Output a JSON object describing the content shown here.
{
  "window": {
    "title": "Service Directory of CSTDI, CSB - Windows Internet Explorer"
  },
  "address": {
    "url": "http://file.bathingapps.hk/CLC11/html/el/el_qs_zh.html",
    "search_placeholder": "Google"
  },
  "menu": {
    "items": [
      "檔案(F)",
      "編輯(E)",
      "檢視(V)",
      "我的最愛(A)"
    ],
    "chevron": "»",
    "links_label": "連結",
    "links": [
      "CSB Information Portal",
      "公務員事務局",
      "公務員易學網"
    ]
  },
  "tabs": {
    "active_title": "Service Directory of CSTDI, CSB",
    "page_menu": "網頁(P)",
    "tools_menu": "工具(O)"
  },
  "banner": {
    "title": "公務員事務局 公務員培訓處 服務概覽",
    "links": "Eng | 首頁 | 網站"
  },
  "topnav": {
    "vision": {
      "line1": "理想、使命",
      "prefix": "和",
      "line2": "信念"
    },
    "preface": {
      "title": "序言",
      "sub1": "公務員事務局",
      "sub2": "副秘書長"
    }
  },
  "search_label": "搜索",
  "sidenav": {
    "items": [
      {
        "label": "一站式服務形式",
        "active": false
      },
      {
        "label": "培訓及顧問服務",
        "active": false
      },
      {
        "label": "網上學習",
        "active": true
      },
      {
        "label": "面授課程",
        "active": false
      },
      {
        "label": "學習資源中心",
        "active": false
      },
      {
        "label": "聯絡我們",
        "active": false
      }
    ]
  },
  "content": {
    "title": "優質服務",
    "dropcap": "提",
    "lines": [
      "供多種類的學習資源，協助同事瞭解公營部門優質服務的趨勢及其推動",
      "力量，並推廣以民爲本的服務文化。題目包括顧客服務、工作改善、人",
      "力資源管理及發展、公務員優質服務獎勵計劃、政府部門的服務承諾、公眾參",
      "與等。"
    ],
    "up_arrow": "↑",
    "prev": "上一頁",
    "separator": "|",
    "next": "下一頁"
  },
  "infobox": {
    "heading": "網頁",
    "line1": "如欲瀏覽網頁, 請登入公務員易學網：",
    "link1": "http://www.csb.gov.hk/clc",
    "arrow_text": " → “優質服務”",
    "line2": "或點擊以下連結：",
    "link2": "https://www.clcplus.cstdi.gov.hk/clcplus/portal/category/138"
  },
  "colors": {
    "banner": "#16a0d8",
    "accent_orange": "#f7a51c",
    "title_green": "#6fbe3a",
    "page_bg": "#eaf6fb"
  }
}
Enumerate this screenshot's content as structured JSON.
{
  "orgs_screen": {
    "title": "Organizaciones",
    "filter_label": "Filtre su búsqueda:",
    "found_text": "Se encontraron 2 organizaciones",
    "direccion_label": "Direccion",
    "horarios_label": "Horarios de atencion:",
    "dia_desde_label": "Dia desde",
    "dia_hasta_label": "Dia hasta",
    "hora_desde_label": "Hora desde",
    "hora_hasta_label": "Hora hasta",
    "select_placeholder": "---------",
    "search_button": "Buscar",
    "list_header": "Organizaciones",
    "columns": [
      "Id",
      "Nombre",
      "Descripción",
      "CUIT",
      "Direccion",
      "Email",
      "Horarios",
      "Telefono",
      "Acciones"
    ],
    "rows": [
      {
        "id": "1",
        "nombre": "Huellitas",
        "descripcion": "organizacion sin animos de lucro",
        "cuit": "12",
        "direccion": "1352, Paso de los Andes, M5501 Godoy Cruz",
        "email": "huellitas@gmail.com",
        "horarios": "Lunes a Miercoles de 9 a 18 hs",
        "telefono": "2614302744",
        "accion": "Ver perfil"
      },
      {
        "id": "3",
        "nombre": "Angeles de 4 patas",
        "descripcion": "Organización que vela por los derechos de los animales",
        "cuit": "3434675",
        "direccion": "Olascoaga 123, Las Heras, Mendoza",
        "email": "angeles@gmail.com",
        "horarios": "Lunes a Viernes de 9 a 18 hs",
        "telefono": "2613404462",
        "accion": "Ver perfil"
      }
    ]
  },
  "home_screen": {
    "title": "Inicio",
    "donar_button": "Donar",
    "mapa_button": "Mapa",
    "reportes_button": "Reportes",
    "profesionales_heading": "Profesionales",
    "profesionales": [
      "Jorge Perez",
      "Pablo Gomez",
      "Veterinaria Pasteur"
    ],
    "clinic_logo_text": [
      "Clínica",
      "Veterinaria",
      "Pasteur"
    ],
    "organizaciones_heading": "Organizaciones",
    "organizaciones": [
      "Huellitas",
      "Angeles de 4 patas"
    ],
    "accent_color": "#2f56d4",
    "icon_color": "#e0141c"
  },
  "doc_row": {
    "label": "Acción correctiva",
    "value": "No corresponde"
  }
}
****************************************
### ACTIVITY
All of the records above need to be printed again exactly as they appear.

### ANSWER TO THIS EXERCISE
Output a JSON object describing the content shown here.
{
  "window": {
    "title": "Service Directory of CSTDI, CSB - Windows Internet Explorer"
  },
  "address": {
    "url": "http://file.bathingapps.hk/CLC11/html/el/el_qs_zh.html",
    "search_placeholder": "Google"
  },
  "menu": {
    "items": [
      "檔案(F)",
      "編輯(E)",
      "檢視(V)",
      "我的最愛(A)"
    ],
    "chevron": "»",
    "links_label": "連結",
    "links": [
      "CSB Information Portal",
      "公務員事務局",
      "公務員易學網"
    ]
  },
  "tabs": {
    "active_title": "Service Directory of CSTDI, CSB",
    "page_menu": "網頁(P)",
    "tools_menu": "工具(O)"
  },
  "banner": {
    "title": "公務員事務局 公務員培訓處 服務概覽",
    "links": "Eng | 首頁 | 網站"
  },
  "topnav": {
    "vision": {
      "line1": "理想、使命",
      "prefix": "和",
      "line2": "信念"
    },
    "preface": {
      "title": "序言",
      "sub1": "公務員事務局",
      "sub2": "副秘書長"
    }
  },
  "search_label": "搜索",
  "sidenav": {
    "items": [
      {
        "label": "一站式服務形式",
        "active": false
      },
      {
        "label": "培訓及顧問服務",
        "active": false
      },
      {
        "label": "網上學習",
        "active": true
      },
      {
        "label": "面授課程",
        "active": false
      },
      {
        "label": "學習資源中心",
        "active": false
      },
      {
        "label": "聯絡我們",
        "active": false
      }
    ]
  },
  "content": {
    "title": "優質服務",
    "dropcap": "提",
    "lines": [
      "供多種類的學習資源，協助同事瞭解公營部門優質服務的趨勢及其推動",
      "力量，並推廣以民爲本的服務文化。題目包括顧客服務、工作改善、人",
      "力資源管理及發展、公務員優質服務獎勵計劃、政府部門的服務承諾、公眾參",
      "與等。"
    ],
    "up_arrow": "↑",
    "prev": "上一頁",
    "separator": "|",
    "next": "下一頁"
  },
  "infobox": {
    "heading": "網頁",
    "line1": "如欲瀏覽網頁, 請登入公務員易學網：",
    "link1": "http://www.csb.gov.hk/clc",
    "arrow_text": " → “優質服務”",
    "line2": "或點擊以下連結：",
    "link2": "https://www.clcplus.cstdi.gov.hk/clcplus/portal/category/138"
  },
  "colors": {
    "banner": "#16a0d8",
    "accent_orange": "#f7a51c",
    "title_green": "#6fbe3a",
    "page_bg": "#eaf6fb"
  }
}
Enumerate this screenshot's content as structured JSON.
{
  "orgs_screen": {
    "title": "Organizaciones",
    "filter_label": "Filtre su búsqueda:",
    "found_text": "Se encontraron 2 organizaciones",
    "direccion_label": "Direccion",
    "horarios_label": "Horarios de atencion:",
    "dia_desde_label": "Dia desde",
    "dia_hasta_label": "Dia hasta",
    "hora_desde_label": "Hora desde",
    "hora_hasta_label": "Hora hasta",
    "select_placeholder": "---------",
    "search_button": "Buscar",
    "list_header": "Organizaciones",
    "columns": [
      "Id",
      "Nombre",
      "Descripción",
      "CUIT",
      "Direccion",
      "Email",
      "Horarios",
      "Telefono",
      "Acciones"
    ],
    "rows": [
      {
        "id": "1",
        "nombre": "Huellitas",
        "descripcion": "organizacion sin animos de lucro",
        "cuit": "12",
        "direccion": "1352, Paso de los Andes, M5501 Godoy Cruz",
        "email": "huellitas@gmail.com",
        "horarios": "Lunes a Miercoles de 9 a 18 hs",
        "telefono": "2614302744",
        "accion": "Ver perfil"
      },
      {
        "id": "3",
        "nombre": "Angeles de 4 patas",
        "descripcion": "Organización que vela por los derechos de los animales",
        "cuit": "3434675",
        "direccion": "Olascoaga 123, Las Heras, Mendoza",
        "email": "angeles@gmail.com",
        "horarios": "Lunes a Viernes de 9 a 18 hs",
        "telefono": "2613404462",
        "accion": "Ver perfil"
      }
    ]
  },
  "home_screen": {
    "title": "Inicio",
    "donar_button": "Donar",
    "mapa_button": "Mapa",
    "reportes_button": "Reportes",
    "profesionales_heading": "Profesionales",
    "profesionales": [
      "Jorge Perez",
      "Pablo Gomez",
      "Veterinaria Pasteur"
    ],
    "clinic_logo_text": [
      "Clínica",
      "Veterinaria",
      "Pasteur"
    ],
    "organizaciones_heading": "Organizaciones",
    "organizaciones": [
      "Huellitas",
      "Angeles de 4 patas"
    ],
    "accent_color": "#2f56d4",
    "icon_color": "#e0141c"
  },
  "doc_row": {
    "label": "Acción correctiva",
    "value": "No corresponde"
  }
}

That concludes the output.